“Teach the children well,” are words in a song by Crosby, Stills and Nash (see the YouTube video at https://www.youtube.com/watch?v=ztVaqZajq-I). Teaching children kindness toward people and pets offers great rewards, including opportunity to do good in a community and opportunity for children to make new friends. In fact, according to a research study called Kindness Counts, “When kids performed acts of kindness or took notice of the pleasant places they visited, their happiness quotient increased ... (and) … they gained an average of 1.5 friends during the month-long period” (see related article at http://www.rootsofaction.com/art-kindness-teaching-children-care/).
The annual “Be Kind to Animals Week,” sponsored by the American Humane Association, is May 3 – 9, 2015. It's been 100 years since the creation of this specially-designated week. It's a week that provides parents, communities, and animal welfare organizations with opportunities to encourage kindness in children ... as well as adults.
Here are five ways to be kind to animals not only during this special week, but all throughout the year:
Open the floodgates of kindness toward pets and people during Be Kind to Animals Week and let it continue throughout your lifetime, teaching children empathy and compassion, and thereby impacting their lives -- and yours -- for the better.
It's Be Kind to Animals Week, a time set aside by the American Humane Association and other organizations to promote kindness to animals. This is a great time to reinforce to children the importance of kindness, not only to animals, but also to other people.
In this day and age of bullying, child neglect, anger, violence and other issues, re-inforcing the concept of kindness is critical. Children are vulnerable, children are teachable – they often emulate what they witness in adults within the sphere of influence.
Therefore, we adults need to take stock not only in how we treat our kids, but also how we treat other adults and how we interact with pets in our own household, as well as within our community.
The ASPCA (American Society for the Prevention of Cruelty to Animals) offers some tips for celebrating Be Kind to Animals Week with children. For example, you and your kids can volunteer together at a local shelter or rescue. Although you may not be able to walk dogs, you can hold a bake sale or a collection drive, taking in donations of money and items necessary to run the shelter. Inquire at your local humane society or animal shelter (1) what their volunteer guidelines are and/or (2) what items they currently need. Another idea: spend time together as a family with your own pet – take a walk, play in the park, or toss a ball in your backyard for awhile. Pets need social interaction with their human families; remember to take good care of your pets and involve your children in that care. Your children may want to start a Kind Club with their friends and develop projects to help the homeless animals of your community.

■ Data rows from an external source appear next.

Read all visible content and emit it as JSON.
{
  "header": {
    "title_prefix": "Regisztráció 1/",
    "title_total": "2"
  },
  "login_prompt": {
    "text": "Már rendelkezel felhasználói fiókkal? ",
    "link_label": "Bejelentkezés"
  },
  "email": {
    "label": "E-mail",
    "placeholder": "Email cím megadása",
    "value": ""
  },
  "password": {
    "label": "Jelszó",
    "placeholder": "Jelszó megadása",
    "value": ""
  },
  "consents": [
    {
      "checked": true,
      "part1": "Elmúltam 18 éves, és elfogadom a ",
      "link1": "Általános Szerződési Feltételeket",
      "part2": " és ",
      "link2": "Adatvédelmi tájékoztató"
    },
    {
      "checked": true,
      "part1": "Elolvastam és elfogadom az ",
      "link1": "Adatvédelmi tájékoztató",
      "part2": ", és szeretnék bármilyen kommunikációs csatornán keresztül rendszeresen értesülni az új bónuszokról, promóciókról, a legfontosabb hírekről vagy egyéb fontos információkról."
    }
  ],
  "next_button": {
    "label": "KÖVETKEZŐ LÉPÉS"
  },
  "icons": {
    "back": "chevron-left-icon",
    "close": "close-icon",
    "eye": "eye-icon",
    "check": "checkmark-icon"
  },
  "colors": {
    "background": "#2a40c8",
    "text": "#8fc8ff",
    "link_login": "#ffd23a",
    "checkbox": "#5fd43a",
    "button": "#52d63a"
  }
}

Every year, nearly 7 million animals enter shelters across this nation. What can you and your family do to help these homeless creatures and the people who care for them? You and your children can positively impact your community, and therefore, the nation, by showing kindness to animals, and to other people.
Find some other tips for teaching and sharing kindness at http://behumane.org/component/content/article/2-uncategorised/82-be-kind-to-animals
“Teach your children well,” are part of the lyrics of a Crosby, Stills and Nash song. Those are words we can all live by, so let's teach our children, and ourselves, to be kind to others, both animals and people – when we do, we can all live in a better world.